If you shy away from such a commitment, read (or re-read) something shorter to get you started. Try Dubliners, a collection of short stories, or A Portrait of the Artist as a Young Man (more about that in an upcoming post).
And a hearty thanks to Mr. Joyce for sharing his insights and perceptions with the world in such unique and incredible ways. Happy Bloomsday, James!
The James Joyce Centre has the official word on all things Joycean. A search for James Joyce will take you to many other sites.
In theaters now, Cave of Forgotten Dreams directed by Werner Herzog
Check your local theater listings for a chance to see the awe-inspiring cave art found in the Grotte Chauvet. The cave is located in southern France and is now closed to all except a few researchers. The entrance to the cave was sealed off long ago by geologic changes, and it remained that way until a few speleologists discovered it in 1994. The works found inside are thought to be the oldest examples of cave paintings, dated back about 30,000 years by radiocarbon methods.
German director Werner Herzog intersperses views of the art, accompanied by hypnotic music composed by Ernst Reijseger, with interviews with scientists and art historians in a documentary-like format. But it is the art itself that speaks to us across the ages: the sheer mastery of technique, of capturing shapes and essences with the materials these early humans had available. The very notion that the creatures they came across in their everyday lives were regarded with such reverence and appreciation touches upon an element of spirituality that still has meaning for us today.
Herzog finishes the film with a somewhat disconcerting trip to a nearby nuclear power plant, connecting our present with our past.

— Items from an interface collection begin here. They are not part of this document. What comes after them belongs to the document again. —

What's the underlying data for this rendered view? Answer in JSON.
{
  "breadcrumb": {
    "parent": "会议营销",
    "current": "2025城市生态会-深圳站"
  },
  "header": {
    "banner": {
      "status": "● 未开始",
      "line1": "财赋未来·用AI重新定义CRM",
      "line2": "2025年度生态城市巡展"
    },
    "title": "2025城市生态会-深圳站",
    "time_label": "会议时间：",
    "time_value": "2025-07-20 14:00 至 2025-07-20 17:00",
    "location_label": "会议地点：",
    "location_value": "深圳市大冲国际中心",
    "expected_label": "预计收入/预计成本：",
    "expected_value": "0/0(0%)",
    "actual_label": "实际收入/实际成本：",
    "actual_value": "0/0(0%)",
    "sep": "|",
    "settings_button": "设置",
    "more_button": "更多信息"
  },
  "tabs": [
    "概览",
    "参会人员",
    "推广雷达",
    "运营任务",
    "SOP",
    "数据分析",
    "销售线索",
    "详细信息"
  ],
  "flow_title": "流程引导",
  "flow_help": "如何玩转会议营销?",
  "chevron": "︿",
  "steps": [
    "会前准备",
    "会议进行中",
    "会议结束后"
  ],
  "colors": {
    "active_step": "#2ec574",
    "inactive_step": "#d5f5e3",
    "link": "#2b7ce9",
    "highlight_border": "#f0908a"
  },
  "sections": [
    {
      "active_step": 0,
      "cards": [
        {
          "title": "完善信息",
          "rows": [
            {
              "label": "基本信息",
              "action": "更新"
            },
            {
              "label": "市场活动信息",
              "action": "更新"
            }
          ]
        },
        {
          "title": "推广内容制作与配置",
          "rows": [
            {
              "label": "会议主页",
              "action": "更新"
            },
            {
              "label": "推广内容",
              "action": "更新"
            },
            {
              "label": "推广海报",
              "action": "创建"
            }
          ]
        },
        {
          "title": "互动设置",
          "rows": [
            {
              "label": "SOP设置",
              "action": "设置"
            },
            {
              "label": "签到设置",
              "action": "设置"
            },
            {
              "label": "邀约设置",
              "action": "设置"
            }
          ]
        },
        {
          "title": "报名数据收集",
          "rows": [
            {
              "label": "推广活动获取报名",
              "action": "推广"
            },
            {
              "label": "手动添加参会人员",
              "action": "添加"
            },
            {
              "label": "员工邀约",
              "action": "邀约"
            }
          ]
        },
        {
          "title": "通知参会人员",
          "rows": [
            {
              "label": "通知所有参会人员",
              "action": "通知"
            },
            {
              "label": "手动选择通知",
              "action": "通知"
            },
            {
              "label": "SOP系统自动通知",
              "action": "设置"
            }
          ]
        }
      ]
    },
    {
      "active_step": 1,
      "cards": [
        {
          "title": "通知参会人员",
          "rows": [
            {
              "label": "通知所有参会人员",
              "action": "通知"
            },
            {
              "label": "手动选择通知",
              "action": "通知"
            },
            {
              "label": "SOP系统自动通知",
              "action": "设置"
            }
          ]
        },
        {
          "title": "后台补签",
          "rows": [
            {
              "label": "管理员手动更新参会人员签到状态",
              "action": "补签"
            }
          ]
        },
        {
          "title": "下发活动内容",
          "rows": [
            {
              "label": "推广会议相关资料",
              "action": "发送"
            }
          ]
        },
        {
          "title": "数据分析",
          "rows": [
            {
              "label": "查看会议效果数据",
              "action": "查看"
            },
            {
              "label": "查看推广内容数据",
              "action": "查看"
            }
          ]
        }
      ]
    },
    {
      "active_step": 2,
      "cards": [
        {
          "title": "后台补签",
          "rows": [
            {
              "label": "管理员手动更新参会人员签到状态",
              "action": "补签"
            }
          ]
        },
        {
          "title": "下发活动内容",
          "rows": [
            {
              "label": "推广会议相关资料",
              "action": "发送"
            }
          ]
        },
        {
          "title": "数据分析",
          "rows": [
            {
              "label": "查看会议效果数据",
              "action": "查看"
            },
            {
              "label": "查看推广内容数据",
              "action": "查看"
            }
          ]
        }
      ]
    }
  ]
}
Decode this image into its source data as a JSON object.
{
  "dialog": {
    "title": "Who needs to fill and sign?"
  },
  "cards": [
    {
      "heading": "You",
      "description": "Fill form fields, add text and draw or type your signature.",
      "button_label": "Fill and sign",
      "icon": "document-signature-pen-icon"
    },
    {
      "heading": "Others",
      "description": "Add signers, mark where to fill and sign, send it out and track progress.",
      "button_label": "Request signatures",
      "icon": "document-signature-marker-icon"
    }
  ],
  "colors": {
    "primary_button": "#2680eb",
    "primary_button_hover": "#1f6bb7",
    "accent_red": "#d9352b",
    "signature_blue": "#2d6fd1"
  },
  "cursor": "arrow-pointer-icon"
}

I would have preferred to finish with further gazing at the art and listening to Reijseger’s music.
I enjoyed this beautiful sunset at a local park.